*Provided entries*.
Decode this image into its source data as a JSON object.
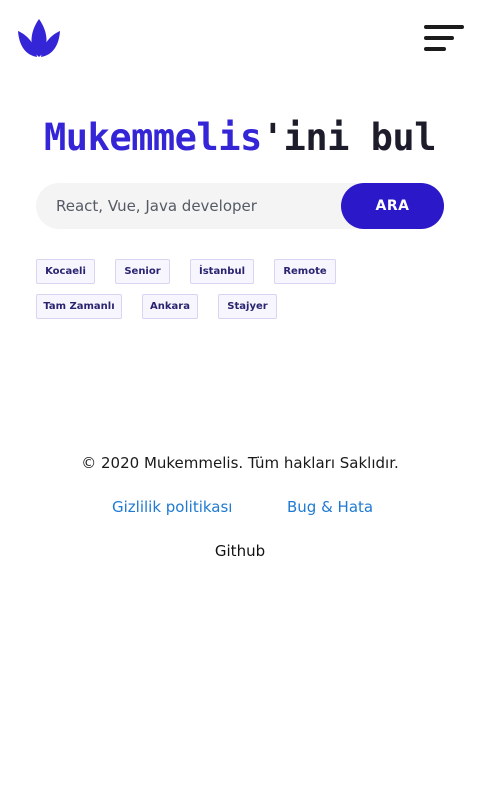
{
  "header": {
    "logo_icon": "lotus-leaf-logo-icon",
    "menu_icon": "hamburger-menu-icon"
  },
  "hero": {
    "brand": "Mukemmelis",
    "suffix": "'ini bul"
  },
  "search": {
    "placeholder": "React, Vue, Java developer",
    "value": "",
    "button_label": "ARA"
  },
  "tags": [
    "Kocaeli",
    "Senior",
    "İstanbul",
    "Remote",
    "Tam Zamanlı",
    "Ankara",
    "Stajyer"
  ],
  "footer": {
    "copyright": "© 2020 Mukemmelis. Tüm hakları Saklıdır.",
    "privacy_link": "Gizlilik politikası",
    "bug_link": "Bug & Hata",
    "github_link": "Github"
  },
  "colors": {
    "brand": "#3425d6",
    "button": "#2b18c9",
    "link": "#1f7ad1",
    "tag_bg": "#f7f6ff",
    "tag_border": "#d8d4f2"
  }
}
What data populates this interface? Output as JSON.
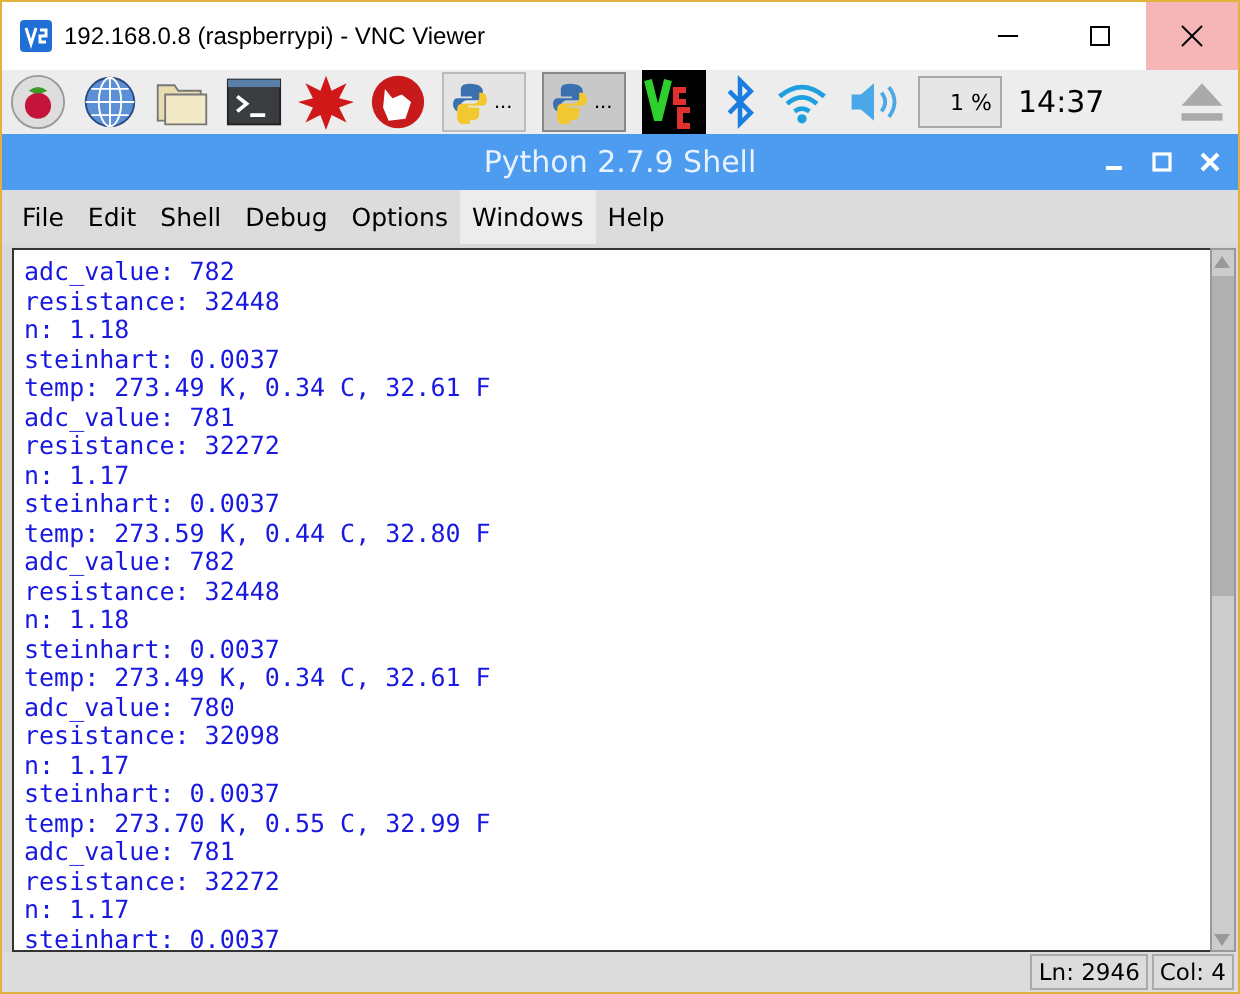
{
  "window": {
    "title": "192.168.0.8 (raspberrypi) - VNC Viewer"
  },
  "taskbar": {
    "launchers": [
      {
        "kind": "raspberry"
      },
      {
        "kind": "globe"
      },
      {
        "kind": "folder"
      },
      {
        "kind": "terminal"
      },
      {
        "kind": "burst"
      },
      {
        "kind": "wolf"
      }
    ],
    "tasks": [
      {
        "label": "...",
        "selected": false
      },
      {
        "label": "...",
        "selected": true
      }
    ],
    "tray": [
      {
        "kind": "vnc"
      },
      {
        "kind": "bluetooth"
      },
      {
        "kind": "wifi"
      },
      {
        "kind": "volume"
      }
    ],
    "cpu": "1 %",
    "clock": "14:37"
  },
  "shell": {
    "title": "Python 2.7.9 Shell"
  },
  "menu": [
    {
      "label": "File",
      "selected": false
    },
    {
      "label": "Edit",
      "selected": false
    },
    {
      "label": "Shell",
      "selected": false
    },
    {
      "label": "Debug",
      "selected": false
    },
    {
      "label": "Options",
      "selected": false
    },
    {
      "label": "Windows",
      "selected": true
    },
    {
      "label": "Help",
      "selected": false
    }
  ],
  "output": [
    "adc_value: 782",
    "resistance: 32448",
    "n: 1.18",
    "steinhart: 0.0037",
    "temp: 273.49 K, 0.34 C, 32.61 F",
    "adc_value: 781",
    "resistance: 32272",
    "n: 1.17",
    "steinhart: 0.0037",
    "temp: 273.59 K, 0.44 C, 32.80 F",
    "adc_value: 782",
    "resistance: 32448",
    "n: 1.18",
    "steinhart: 0.0037",
    "temp: 273.49 K, 0.34 C, 32.61 F",
    "adc_value: 780",
    "resistance: 32098",
    "n: 1.17",
    "steinhart: 0.0037",
    "temp: 273.70 K, 0.55 C, 32.99 F",
    "adc_value: 781",
    "resistance: 32272",
    "n: 1.17",
    "steinhart: 0.0037"
  ],
  "status_bar": {
    "line": "Ln: 2946",
    "column": "Col: 4"
  }
}
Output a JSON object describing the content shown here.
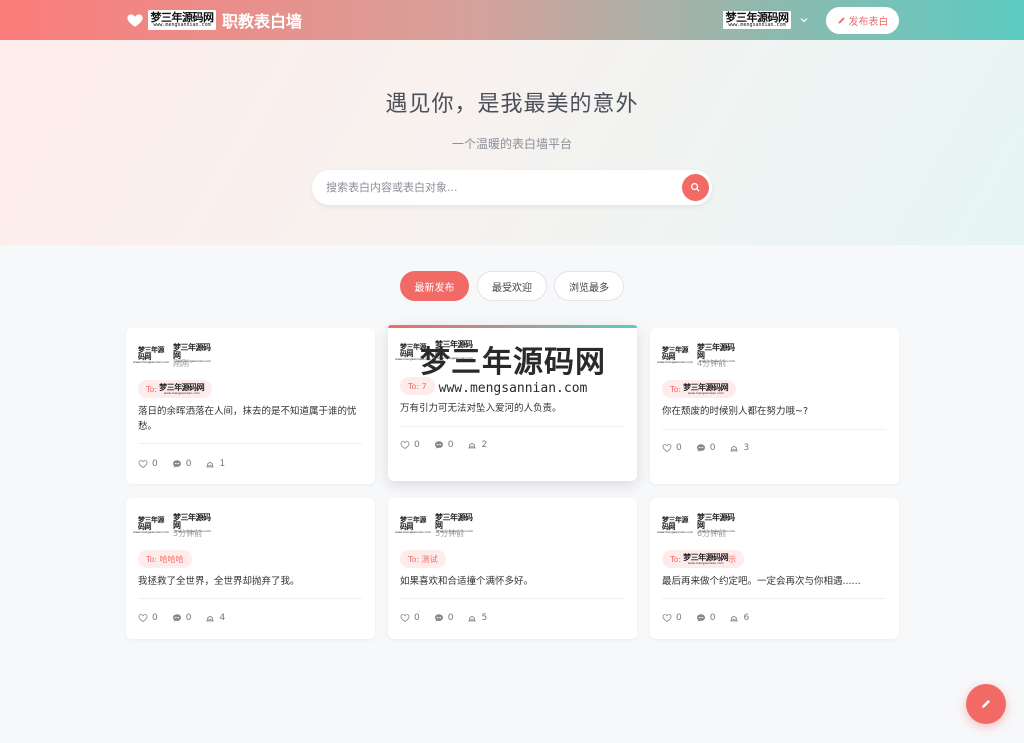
{
  "header": {
    "logo_line1": "梦三年源码网",
    "logo_line2": "www.mengsannian.com",
    "site_name": "职教表白墙",
    "user_logo_line1": "梦三年源码网",
    "user_logo_line2": "www.mengsannian.com",
    "publish_label": "发布表白"
  },
  "hero": {
    "title": "遇见你，是我最美的意外",
    "subtitle": "一个温暖的表白墙平台",
    "search_placeholder": "搜索表白内容或表白对象..."
  },
  "tabs": [
    {
      "label": "最新发布",
      "active": true
    },
    {
      "label": "最受欢迎",
      "active": false
    },
    {
      "label": "浏览最多",
      "active": false
    }
  ],
  "watermark": {
    "line1": "梦三年源码网",
    "line2": "www.mengsannian.com"
  },
  "brand_logo": {
    "line1": "梦三年源码网",
    "line2": "www.mengsannian.com"
  },
  "cards": [
    {
      "time": "刚刚",
      "to_prefix": "To:",
      "to_text": "",
      "to_suffix": "",
      "content": "落日的余晖洒落在人间，抹去的是不知道属于谁的忧愁。",
      "likes": "0",
      "comments": "0",
      "views": "1"
    },
    {
      "time": "",
      "to_prefix": "To: 7",
      "to_text": "",
      "to_suffix": "",
      "content": "万有引力可无法对坠入爱河的人负责。",
      "likes": "0",
      "comments": "0",
      "views": "2"
    },
    {
      "time": "4分钟前",
      "to_prefix": "To:",
      "to_text": "",
      "to_suffix": "",
      "content": "你在颓废的时候别人都在努力哦~?",
      "likes": "0",
      "comments": "0",
      "views": "3"
    },
    {
      "time": "5分钟前",
      "to_prefix": "To: 哈哈哈",
      "to_text": "",
      "to_suffix": "",
      "content": "我拯救了全世界，全世界却抛弃了我。",
      "likes": "0",
      "comments": "0",
      "views": "4"
    },
    {
      "time": "5分钟前",
      "to_prefix": "To: 测试",
      "to_text": "",
      "to_suffix": "",
      "content": "如果喜欢和合适撞个满怀多好。",
      "likes": "0",
      "comments": "0",
      "views": "5"
    },
    {
      "time": "6分钟前",
      "to_prefix": "To:",
      "to_text": "",
      "to_suffix": "示",
      "content": "最后再来做个约定吧。一定会再次与你相遇......",
      "likes": "0",
      "comments": "0",
      "views": "6"
    }
  ]
}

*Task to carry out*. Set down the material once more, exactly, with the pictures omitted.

*Your solution*.
Decode this image into its source data as a JSON object.
{
  "header": {
    "logo_icon": "lotus-leaf-logo-icon",
    "menu_icon": "hamburger-menu-icon"
  },
  "hero": {
    "brand": "Mukemmelis",
    "suffix": "'ini bul"
  },
  "search": {
    "placeholder": "React, Vue, Java developer",
    "value": "",
    "button_label": "ARA"
  },
  "tags": [
    "Kocaeli",
    "Senior",
    "İstanbul",
    "Remote",
    "Tam Zamanlı",
    "Ankara",
    "Stajyer"
  ],
  "footer": {
    "copyright": "© 2020 Mukemmelis. Tüm hakları Saklıdır.",
    "privacy_link": "Gizlilik politikası",
    "bug_link": "Bug & Hata",
    "github_link": "Github"
  },
  "colors": {
    "brand": "#3425d6",
    "button": "#2b18c9",
    "link": "#1f7ad1",
    "tag_bg": "#f7f6ff",
    "tag_border": "#d8d4f2"
  }
}
What data populates this interface? Output as JSON.
{
  "window": {
    "title": "192.168.0.8 (raspberrypi) - VNC Viewer"
  },
  "taskbar": {
    "launchers": [
      {
        "kind": "raspberry"
      },
      {
        "kind": "globe"
      },
      {
        "kind": "folder"
      },
      {
        "kind": "terminal"
      },
      {
        "kind": "burst"
      },
      {
        "kind": "wolf"
      }
    ],
    "tasks": [
      {
        "label": "...",
        "selected": false
      },
      {
        "label": "...",
        "selected": true
      }
    ],
    "tray": [
      {
        "kind": "vnc"
      },
      {
        "kind": "bluetooth"
      },
      {
        "kind": "wifi"
      },
      {
        "kind": "volume"
      }
    ],
    "cpu": "1 %",
    "clock": "14:37"
  },
  "shell": {
    "title": "Python 2.7.9 Shell"
  },
  "menu": [
    {
      "label": "File",
      "selected": false
    },
    {
      "label": "Edit",
      "selected": false
    },
    {
      "label": "Shell",
      "selected": false
    },
    {
      "label": "Debug",
      "selected": false
    },
    {
      "label": "Options",
      "selected": false
    },
    {
      "label": "Windows",
      "selected": true
    },
    {
      "label": "Help",
      "selected": false
    }
  ],
  "output": [
    "adc_value: 782",
    "resistance: 32448",
    "n: 1.18",
    "steinhart: 0.0037",
    "temp: 273.49 K, 0.34 C, 32.61 F",
    "adc_value: 781",
    "resistance: 32272",
    "n: 1.17",
    "steinhart: 0.0037",
    "temp: 273.59 K, 0.44 C, 32.80 F",
    "adc_value: 782",
    "resistance: 32448",
    "n: 1.18",
    "steinhart: 0.0037",
    "temp: 273.49 K, 0.34 C, 32.61 F",
    "adc_value: 780",
    "resistance: 32098",
    "n: 1.17",
    "steinhart: 0.0037",
    "temp: 273.70 K, 0.55 C, 32.99 F",
    "adc_value: 781",
    "resistance: 32272",
    "n: 1.17",
    "steinhart: 0.0037"
  ],
  "status_bar": {
    "line": "Ln: 2946",
    "column": "Col: 4"
  }
}
Output a JSON object describing the content shown here.
{
  "header": {
    "logo_line1": "梦三年源码网",
    "logo_line2": "www.mengsannian.com",
    "site_name": "职教表白墙",
    "user_logo_line1": "梦三年源码网",
    "user_logo_line2": "www.mengsannian.com",
    "publish_label": "发布表白"
  },
  "hero": {
    "title": "遇见你，是我最美的意外",
    "subtitle": "一个温暖的表白墙平台",
    "search_placeholder": "搜索表白内容或表白对象..."
  },
  "tabs": [
    {
      "label": "最新发布",
      "active": true
    },
    {
      "label": "最受欢迎",
      "active": false
    },
    {
      "label": "浏览最多",
      "active": false
    }
  ],
  "watermark": {
    "line1": "梦三年源码网",
    "line2": "www.mengsannian.com"
  },
  "brand_logo": {
    "line1": "梦三年源码网",
    "line2": "www.mengsannian.com"
  },
  "cards": [
    {
      "time": "刚刚",
      "to_prefix": "To:",
      "to_text": "",
      "to_suffix": "",
      "content": "落日的余晖洒落在人间，抹去的是不知道属于谁的忧愁。",
      "likes": "0",
      "comments": "0",
      "views": "1"
    },
    {
      "time": "",
      "to_prefix": "To: 7",
      "to_text": "",
      "to_suffix": "",
      "content": "万有引力可无法对坠入爱河的人负责。",
      "likes": "0",
      "comments": "0",
      "views": "2"
    },
    {
      "time": "4分钟前",
      "to_prefix": "To:",
      "to_text": "",
      "to_suffix": "",
      "content": "你在颓废的时候别人都在努力哦~?",
      "likes": "0",
      "comments": "0",
      "views": "3"
    },
    {
      "time": "5分钟前",
      "to_prefix": "To: 哈哈哈",
      "to_text": "",
      "to_suffix": "",
      "content": "我拯救了全世界，全世界却抛弃了我。",
      "likes": "0",
      "comments": "0",
      "views": "4"
    },
    {
      "time": "5分钟前",
      "to_prefix": "To: 测试",
      "to_text": "",
      "to_suffix": "",
      "content": "如果喜欢和合适撞个满怀多好。",
      "likes": "0",
      "comments": "0",
      "views": "5"
    },
    {
      "time": "6分钟前",
      "to_prefix": "To:",
      "to_text": "",
      "to_suffix": "示",
      "content": "最后再来做个约定吧。一定会再次与你相遇......",
      "likes": "0",
      "comments": "0",
      "views": "6"
    }
  ]
}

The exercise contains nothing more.